Washington will be the 37th state to adopt PACER legislation, and will join 20 states that already have PACER programs up and running. To date, those programs have leveraged more than $1.1 billion in financing for energy efficiency, renewable energy, and resiliency projects.
Washington PACER Legislation
Washington modeled its PACER legislation on successful programs from other states, particularly those states, such as Texas, that have relied on private rather than public financing. The Washington legislation authorizes PACER loans for privately-owned commercial, industrial, agricultural, or multi-family (with five or more dwelling units) properties. The program is to be administered on a state-wide basis by the Washington Department of Commerce and Washington counties are also authorized to adopt the program, either singularly or in cooperation with other counties. The legislation authorizes PACER financing that will fund energy and water efficiency improvements, renewable energy systems, and seismic upgrades. PACER financing is available both for existing commercial buildings and for new construction.
PACER loans are to be repaid from property-based assessments that are recorded as a lien on the affected property in the county property records, with the obligation to pay the assessments transferred to each new owner of the affected property. PACER debt will be superior to all other debt obligations other than unpaid taxes. PACER debt can be used to pay for the equipment and labor necessary to install upgrades and related costs such as engineering, permitting costs, lender’s fees, inspection fees, reserves, and program administration fees.
These features of the Washington PACER program should permit commercial building owners to obtain financing for energy- and resiliency-related projects on very reasonable terms. The new legislation is well-timed, given the substantial obligations imposed on commercial building owners during the last year’s session of the Washington legislature, which enacted legislation requiring building owners to substantially reduce greenhouse gas emissions and to abide by new energy efficiency requirements.
Financing Transformation Energy Legislation
In the last two years, Washington has adopted ambitious legislation requiring a fundamental shift in the state’s energy economy.

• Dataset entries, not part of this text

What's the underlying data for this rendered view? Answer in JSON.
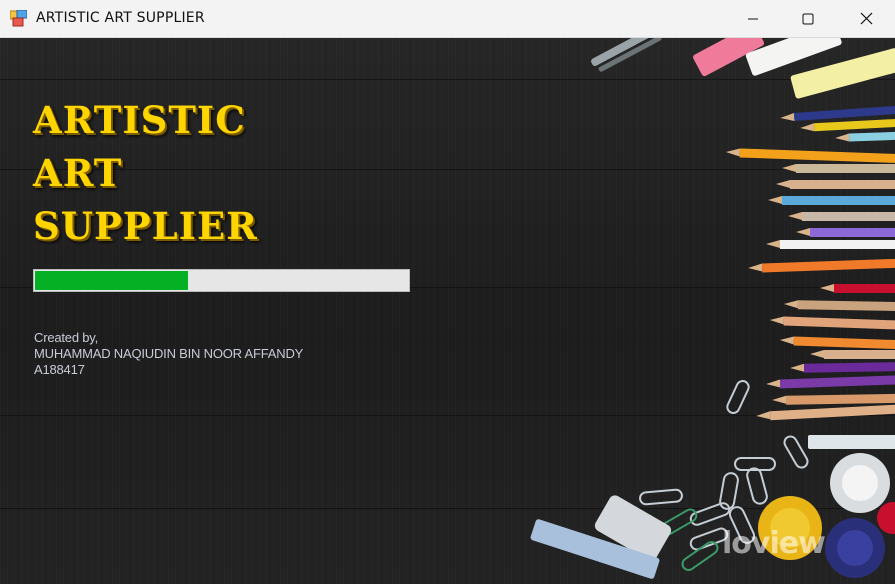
{
  "window": {
    "title": "ARTISTIC ART SUPPLIER",
    "icon": "app-window-icon",
    "controls": [
      "minimize-icon",
      "maximize-icon",
      "close-icon"
    ]
  },
  "splash": {
    "headline": [
      "ARTISTIC",
      "ART",
      "SUPPLIER"
    ],
    "headline_color": "#ffd500",
    "progress": {
      "fraction": 0.41,
      "fill_color": "#06b025",
      "track_color": "#e6e6e6"
    },
    "credits": [
      "Created by,",
      "MUHAMMAD NAQIUDIN BIN NOOR AFFANDY",
      "A188417"
    ]
  },
  "background": {
    "description_icons": [
      "colored-pencils",
      "chalk-sticks",
      "paper-clips",
      "paint-pots",
      "eraser"
    ],
    "watermark": "loview"
  }
}
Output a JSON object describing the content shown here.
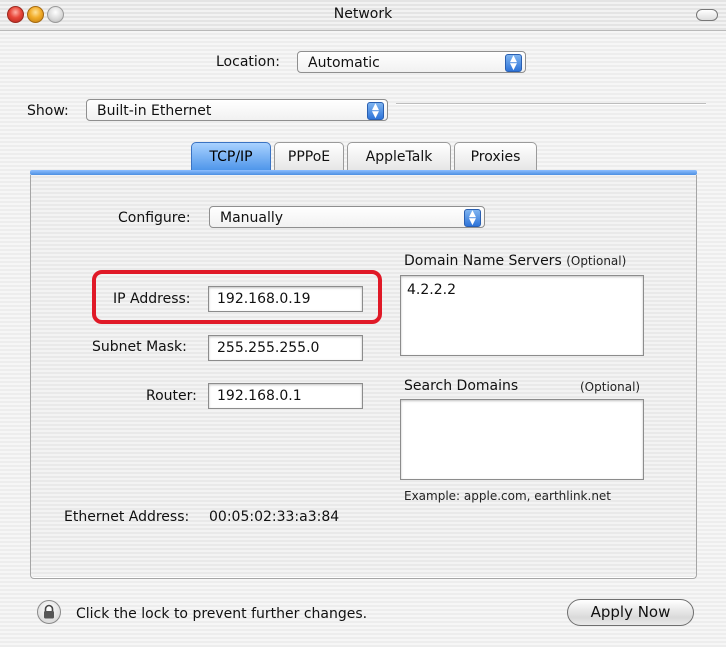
{
  "window": {
    "title": "Network"
  },
  "location": {
    "label": "Location:",
    "value": "Automatic"
  },
  "show": {
    "label": "Show:",
    "value": "Built-in Ethernet"
  },
  "tabs": [
    {
      "label": "TCP/IP",
      "active": true
    },
    {
      "label": "PPPoE",
      "active": false
    },
    {
      "label": "AppleTalk",
      "active": false
    },
    {
      "label": "Proxies",
      "active": false
    }
  ],
  "tcpip": {
    "configure_label": "Configure:",
    "configure_value": "Manually",
    "ip_label": "IP Address:",
    "ip_value": "192.168.0.19",
    "subnet_label": "Subnet Mask:",
    "subnet_value": "255.255.255.0",
    "router_label": "Router:",
    "router_value": "192.168.0.1",
    "dns_label": "Domain Name Servers",
    "dns_optional": "(Optional)",
    "dns_value": "4.2.2.2",
    "search_label": "Search Domains",
    "search_optional": "(Optional)",
    "search_value": "",
    "example_text": "Example: apple.com, earthlink.net",
    "ethernet_label": "Ethernet Address:",
    "ethernet_value": "00:05:02:33:a3:84"
  },
  "footer": {
    "lock_text": "Click the lock to prevent further changes.",
    "apply_label": "Apply Now"
  },
  "colors": {
    "highlight": "#e01927",
    "accent": "#4f96ea"
  },
  "icons": [
    "close-icon",
    "minimize-icon",
    "zoom-icon",
    "toolbar-toggle-icon",
    "updown-arrows-icon",
    "lock-icon"
  ]
}
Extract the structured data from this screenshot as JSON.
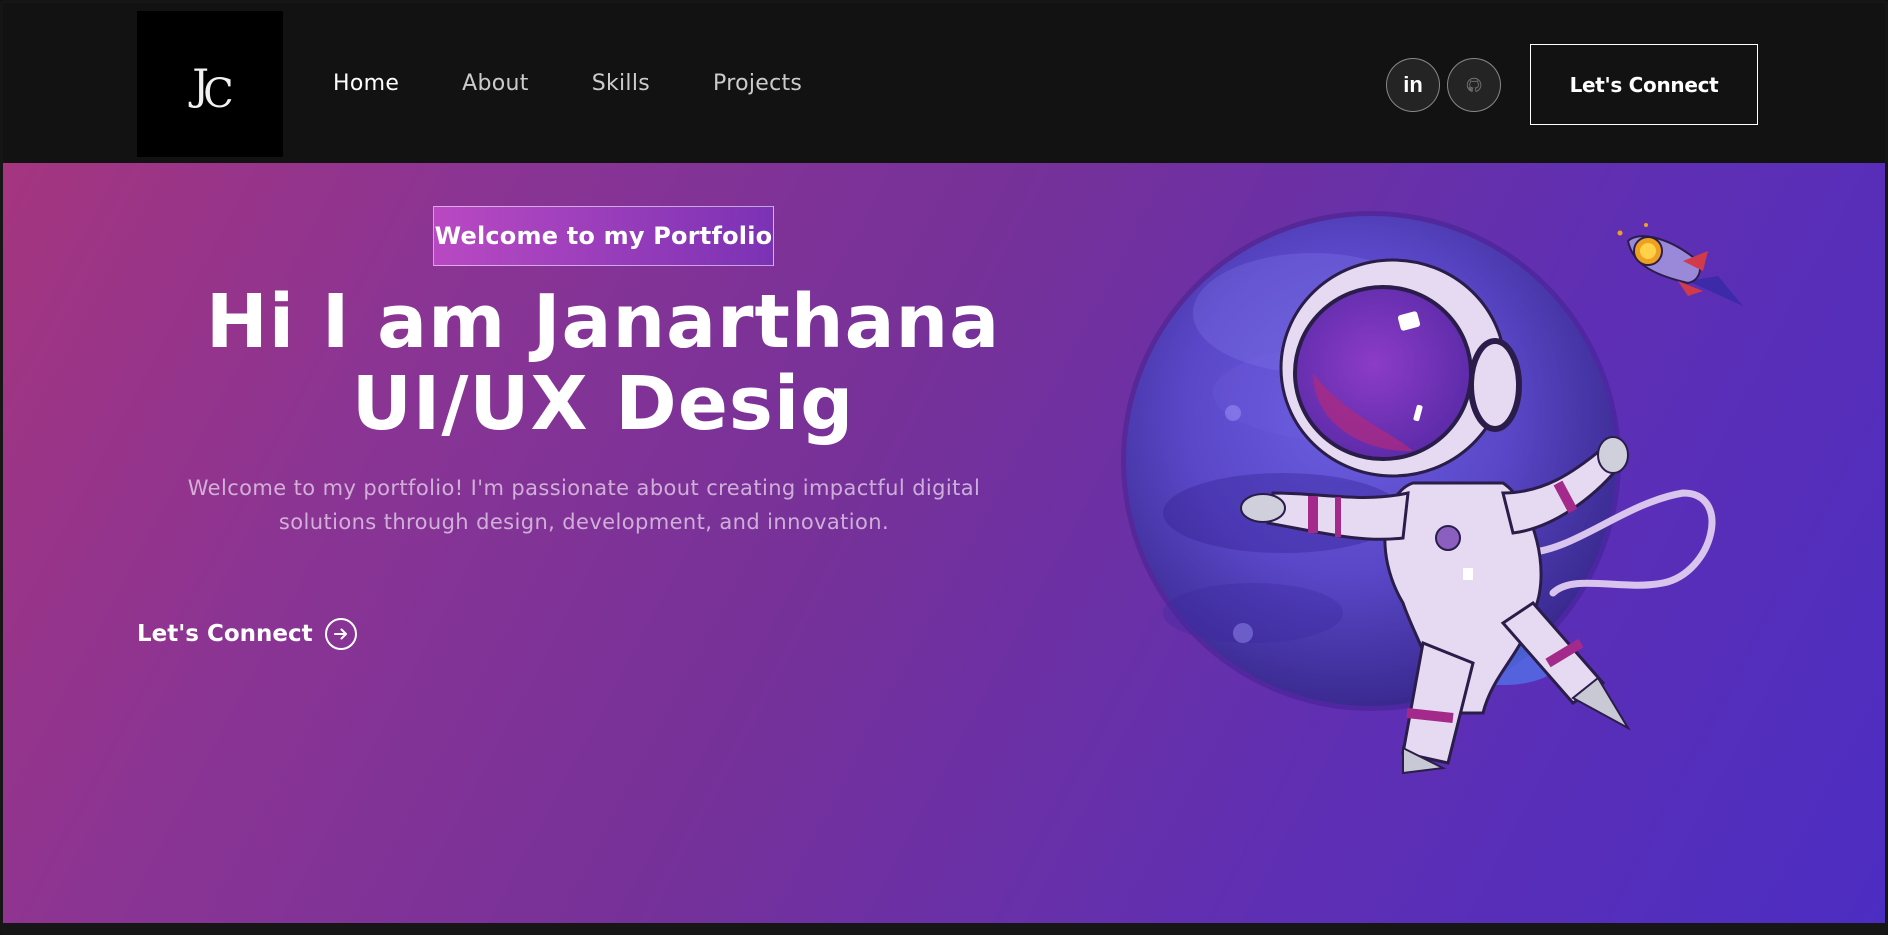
{
  "nav": {
    "logo_letters": [
      "J",
      "C"
    ],
    "links": [
      "Home",
      "About",
      "Skills",
      "Projects"
    ],
    "social_linkedin_label": "in",
    "connect_label": "Let's Connect"
  },
  "hero": {
    "tagline": "Welcome to my Portfolio",
    "headline_line1": "Hi I am Janarthana",
    "headline_line2": "UI/UX Desig",
    "intro": "Welcome to my portfolio! I'm passionate about creating impactful digital solutions through design, development, and innovation.",
    "cta_label": "Let's Connect"
  },
  "icons": {
    "linkedin": "linkedin-icon",
    "github": "github-icon",
    "cta_arrow": "arrow-right-circle-icon"
  },
  "colors": {
    "navbar_bg": "#121212",
    "hero_gradient_start": "#a5357f",
    "hero_gradient_end": "#4c2dc2",
    "text": "#ffffff"
  }
}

By creating a new mechanism that facilitates private financing for commercial building owners, HB 1257, along with other innovative programs such as Seattle’s “Energy As A Service” financing model, allows commercial building owners to finance the upgrades needed to meet these mandates, as well as to meet the aggressive sustainability policies many Washington businesses have adopted in recent years.
Beveridge & Diamond's Renewable Energy industry group supports and enables successful and sustainable renewable energy projects, helping clients overcome a number of environmental regulatory and transactional hurdles. We help developers, energy companies, manufacturers, and other participants with issues such as construction and land use impacts, endangered species, stormwater management, hazardous materials, and waste. For more information, please contact the author.